  12. "...but we've got a few of those prior enlisted idiots amongst us as well..."

    I sure hope, AFCAPTBUCK, that you didn't mean to imply that enlisted folk, or those prior enlisted going for commissions, as I currently am as I finish my BS in EE after 10 years out of uniform, are idiots.

    While having a commission in the Air Force does depend on having a measured level of education, it doesn't guarantee a measurable level of common sense or leadership ability above those less educated.

    But to be fair, maybe I am taking your comment out of context.

  13. pex said: But to be fair, maybe I am taking your comment out of context.

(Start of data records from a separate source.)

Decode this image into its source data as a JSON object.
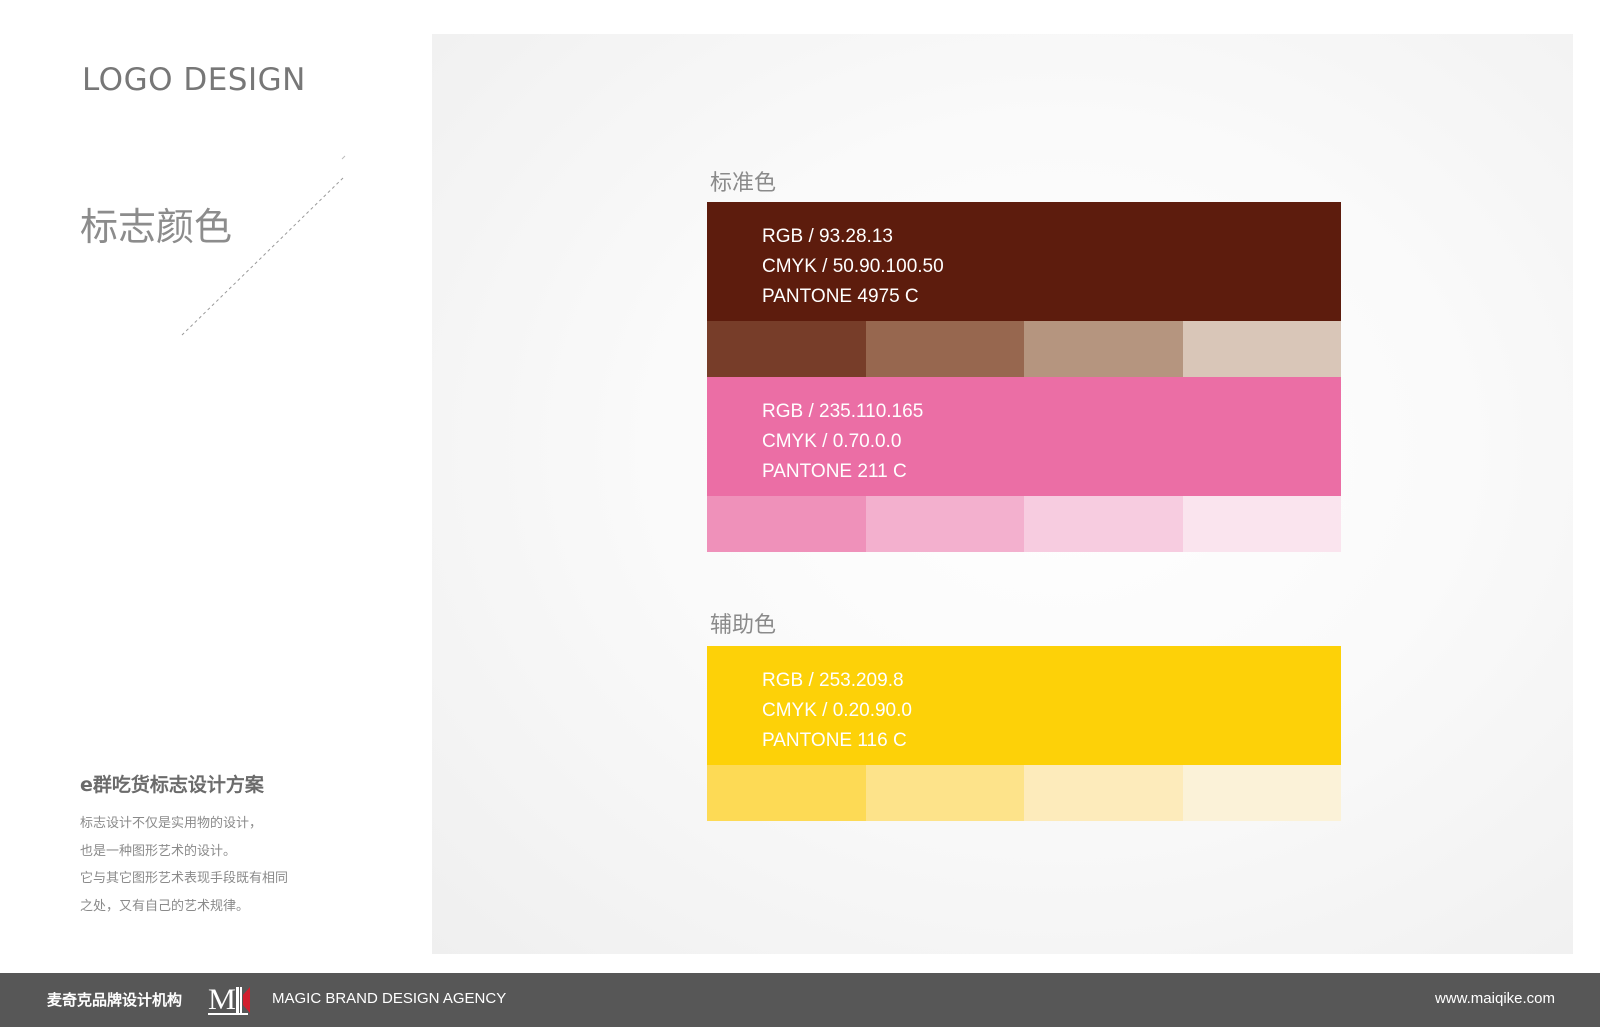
{
  "header": {
    "title": "LOGO DESIGN"
  },
  "section": {
    "title": "标志颜色"
  },
  "project": {
    "title": "e群吃货标志设计方案",
    "description": [
      "标志设计不仅是实用物的设计，",
      "也是一种图形艺术的设计。",
      "它与其它图形艺术表现手段既有相同",
      "之处，又有自己的艺术规律。"
    ]
  },
  "standard": {
    "label": "标准色",
    "colors": [
      {
        "color": "#5D1C0D",
        "rgb": "RGB / 93.28.13",
        "cmyk": "CMYK / 50.90.100.50",
        "pantone": "PANTONE 4975 C",
        "tints": [
          "#773D29",
          "#97674F",
          "#B5957F",
          "#D9C6B8"
        ]
      },
      {
        "color": "#EB6EA5",
        "rgb": "RGB / 235.110.165",
        "cmyk": "CMYK / 0.70.0.0",
        "pantone": "PANTONE 211 C",
        "tints": [
          "#EF91BA",
          "#F3B0CE",
          "#F7CCE0",
          "#FAE4EE"
        ]
      }
    ]
  },
  "auxiliary": {
    "label": "辅助色",
    "colors": [
      {
        "color": "#FDD108",
        "rgb": "RGB / 253.209.8",
        "cmyk": "CMYK / 0.20.90.0",
        "pantone": "PANTONE 116 C",
        "tints": [
          "#FDDA55",
          "#FDE38A",
          "#FDEBBB",
          "#FBF2D8"
        ]
      }
    ]
  },
  "footer": {
    "company_cn": "麦奇克品牌设计机构",
    "logo_text": "MIK",
    "company_en": "MAGIC BRAND DESIGN AGENCY",
    "url": "www.maiqike.com"
  }
}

    Ummm, yeah, pex, it's a wee bit more than possible you took him out of context...given his grandfather was prior enlisted before he got commissioned, his Ol' Man is a retired USAF MSgt and his brother was a USN PO2 before he got commissioned. And the fact that afcaptbuck, hisownself, was a USAF SSgt once upon a time.


  14. Steve said: Let's just say, there was hell to pay for that Lt. Our commanding officer made the driver stop the van, and he went running up the tarmac to the tail number I just left ...

    (heard from the crew chief that it was, enlightening, for all)

    LOL! Great story, Steve...and the moral is "don't abuse the troops!" (unless they ask for it...) :-)


Just be polite... that's all I ask.